Hepatitis A is relatively rare in New Zealand, but in 2015 imported frozen berries were linked to an outbreak of the disease.
“We have recently become aware of 3 cases of Hepatitis A, all of whom regularly consume imported frozen berries and are linked through virus genotyping”, says Arbuckle.
“While there is not sufficient information on a specific brand to initiate a targeted product recall, the evidence from the cases and from international experience, indicates a risk of exposure to Hepatitis A from consuming imported frozen berries.Given we are moving towards the summer months where more frozen berries will be consumed, we considered it appropriate to remind consumers of these simple precautions.
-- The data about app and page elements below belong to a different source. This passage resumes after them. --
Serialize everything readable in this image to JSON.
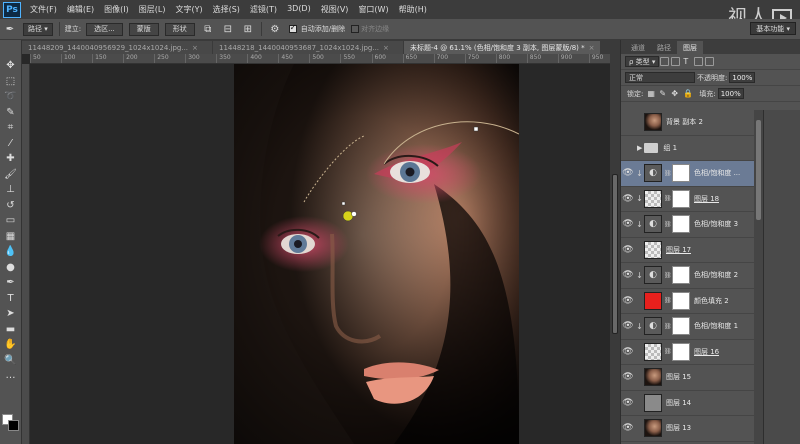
{
  "app": {
    "logo": "Ps"
  },
  "menu": [
    "文件(F)",
    "编辑(E)",
    "图像(I)",
    "图层(L)",
    "文字(Y)",
    "选择(S)",
    "滤镜(T)",
    "3D(D)",
    "视图(V)",
    "窗口(W)",
    "帮助(H)"
  ],
  "watermark": "视人",
  "options": {
    "mode_select": "路径",
    "create_label": "建立:",
    "selection_btn": "选区...",
    "mask_btn": "蒙版",
    "shape_btn": "形状",
    "auto_add_delete": "自动添加/删除",
    "align_edges": "对齐边缘",
    "workspace": "基本功能"
  },
  "tabs": [
    {
      "label": "11448209_1440040956929_1024x1024.jpg...",
      "active": false
    },
    {
      "label": "11448218_1440040953687_1024x1024.jpg...",
      "active": false
    },
    {
      "label": "未标题-4 @ 61.1% (色相/饱和度 3 副本, 图层蒙版/8) *",
      "active": true
    }
  ],
  "ruler_marks": [
    "50",
    "100",
    "150",
    "200",
    "250",
    "300",
    "350",
    "400",
    "450",
    "500",
    "550",
    "600",
    "650",
    "700",
    "750",
    "800",
    "850",
    "900",
    "950"
  ],
  "panel": {
    "tabs": [
      "通道",
      "路径",
      "图层"
    ],
    "active_tab": "图层",
    "kind_select": "类型",
    "blend_select": "正常",
    "opacity_label": "不透明度:",
    "opacity_value": "100%",
    "lock_label": "锁定:",
    "fill_label": "填充:",
    "fill_value": "100%"
  },
  "layers": [
    {
      "name": "背景 副本 2",
      "visible": false,
      "thumb": "photo",
      "mask": false
    },
    {
      "name": "组 1",
      "visible": false,
      "group": true
    },
    {
      "name": "色相/饱和度 ...",
      "visible": true,
      "thumb": "adj",
      "mask": true,
      "clip": true,
      "selected": true
    },
    {
      "name": "图层 18",
      "visible": true,
      "thumb": "trans",
      "mask": true,
      "clip": true,
      "underline": true
    },
    {
      "name": "色相/饱和度 3",
      "visible": true,
      "thumb": "adj",
      "mask": true,
      "clip": true
    },
    {
      "name": "图层 17",
      "visible": true,
      "thumb": "trans",
      "mask": false,
      "underline": true
    },
    {
      "name": "色相/饱和度 2",
      "visible": true,
      "thumb": "adj",
      "mask": true,
      "clip": true
    },
    {
      "name": "颜色填充 2",
      "visible": true,
      "thumb": "red",
      "mask": true,
      "clip": false
    },
    {
      "name": "色相/饱和度 1",
      "visible": true,
      "thumb": "adj",
      "mask": true,
      "clip": true
    },
    {
      "name": "图层 16",
      "visible": true,
      "thumb": "trans",
      "mask": true,
      "underline": true
    },
    {
      "name": "图层 15",
      "visible": true,
      "thumb": "photo",
      "mask": false
    },
    {
      "name": "图层 14",
      "visible": true,
      "thumb": "gray",
      "mask": false
    },
    {
      "name": "图层 13",
      "visible": true,
      "thumb": "photo",
      "mask": false
    }
  ]
}
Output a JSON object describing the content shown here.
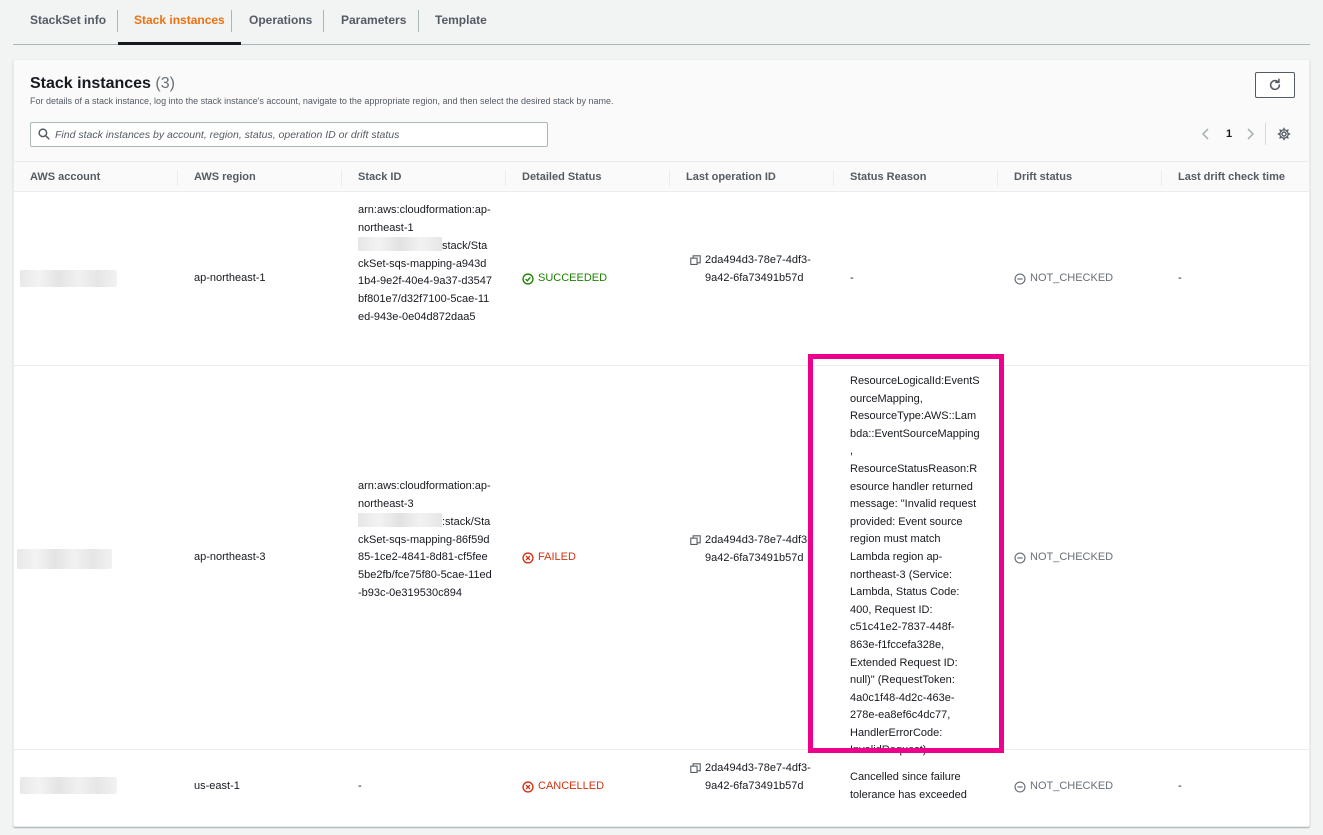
{
  "tabs": [
    {
      "label": "StackSet info",
      "active": false
    },
    {
      "label": "Stack instances",
      "active": true
    },
    {
      "label": "Operations",
      "active": false
    },
    {
      "label": "Parameters",
      "active": false
    },
    {
      "label": "Template",
      "active": false
    }
  ],
  "panel": {
    "title": "Stack instances",
    "count": "(3)",
    "description": "For details of a stack instance, log into the stack instance's account, navigate to the appropriate region, and then select the desired stack by name.",
    "search_placeholder": "Find stack instances by account, region, status, operation ID or drift status",
    "page": "1"
  },
  "columns": [
    "AWS account",
    "AWS region",
    "Stack ID",
    "Detailed Status",
    "Last operation ID",
    "Status Reason",
    "Drift status",
    "Last drift check time"
  ],
  "rows": [
    {
      "region": "ap-northeast-1",
      "stack_id_pre": "arn:aws:cloudformation:ap-northeast-1",
      "stack_id_post": "stack/StackSet-sqs-mapping-a943d1b4-9e2f-40e4-9a37-d3547bf801e7/d32f7100-5cae-11ed-943e-0e04d872daa5",
      "detailed_status": "SUCCEEDED",
      "operation_id": "2da494d3-78e7-4df3-9a42-6fa73491b57d",
      "status_reason": "-",
      "drift_status": "NOT_CHECKED",
      "last_drift": "-"
    },
    {
      "region": "ap-northeast-3",
      "stack_id_pre": "arn:aws:cloudformation:ap-northeast-3",
      "stack_id_post": ":stack/StackSet-sqs-mapping-86f59d85-1ce2-4841-8d81-cf5fee5be2fb/fce75f80-5cae-11ed-b93c-0e319530c894",
      "detailed_status": "FAILED",
      "operation_id": "2da494d3-78e7-4df3-9a42-6fa73491b57d",
      "status_reason": "ResourceLogicalId:EventSourceMapping, ResourceType:AWS::Lambda::EventSourceMapping, ResourceStatusReason:Resource handler returned message: \"Invalid request provided: Event source region must match Lambda region ap-northeast-3 (Service: Lambda, Status Code: 400, Request ID: c51c41e2-7837-448f-863e-f1fccefa328e, Extended Request ID: null)\" (RequestToken: 4a0c1f48-4d2c-463e-278e-ea8ef6c4dc77, HandlerErrorCode: InvalidRequest).",
      "drift_status": "NOT_CHECKED",
      "last_drift": ""
    },
    {
      "region": "us-east-1",
      "stack_id": "-",
      "detailed_status": "CANCELLED",
      "operation_id": "2da494d3-78e7-4df3-9a42-6fa73491b57d",
      "status_reason": "Cancelled since failure tolerance has exceeded",
      "drift_status": "NOT_CHECKED",
      "last_drift": "-"
    }
  ],
  "colors": {
    "accent": "#ec7211",
    "success": "#1d8102",
    "error": "#d13212",
    "highlight": "#ec008c"
  }
}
This is particularly the case for vulnerable communities for whom the consequences of becoming infected with the Hepatitis A virus can be serious.”
Making imported frozen berries safe to eat
New Zealand Food Safety is advising people to be aware of the risks and if eating frozen berries to take the following precautions during pregnancy, if they are elderly or with chronic liver damage:
- briefly boil frozen berries before eating them, or
- ensure cooking temperatures exceed 85 degree Celsius for 1 minute.
- wash your hands before eating and preparing food.
New Zealand has excellent systems to minimise risk throughout the supply chain and food businesses are verified to ensure the proper precautions are being taken, says Arbuckle.
“In addition, imported berries are subject to a sampling and testing regime before being released for sale. However, we will never be able to completely eliminate any food safety risk from food for sale. That’s why we encourage consumers to consider extra precautions at home.
“The safety of consumers is our number 1 priority, and we will continue to monitor the situation with that in mind. As part of this, we are working with frozen berry suppliers to ensure they are aware of potential risks and are actively managing the issue. If we identify any evidence of a wider risk we will assess and take appropriate action, including product recalls.”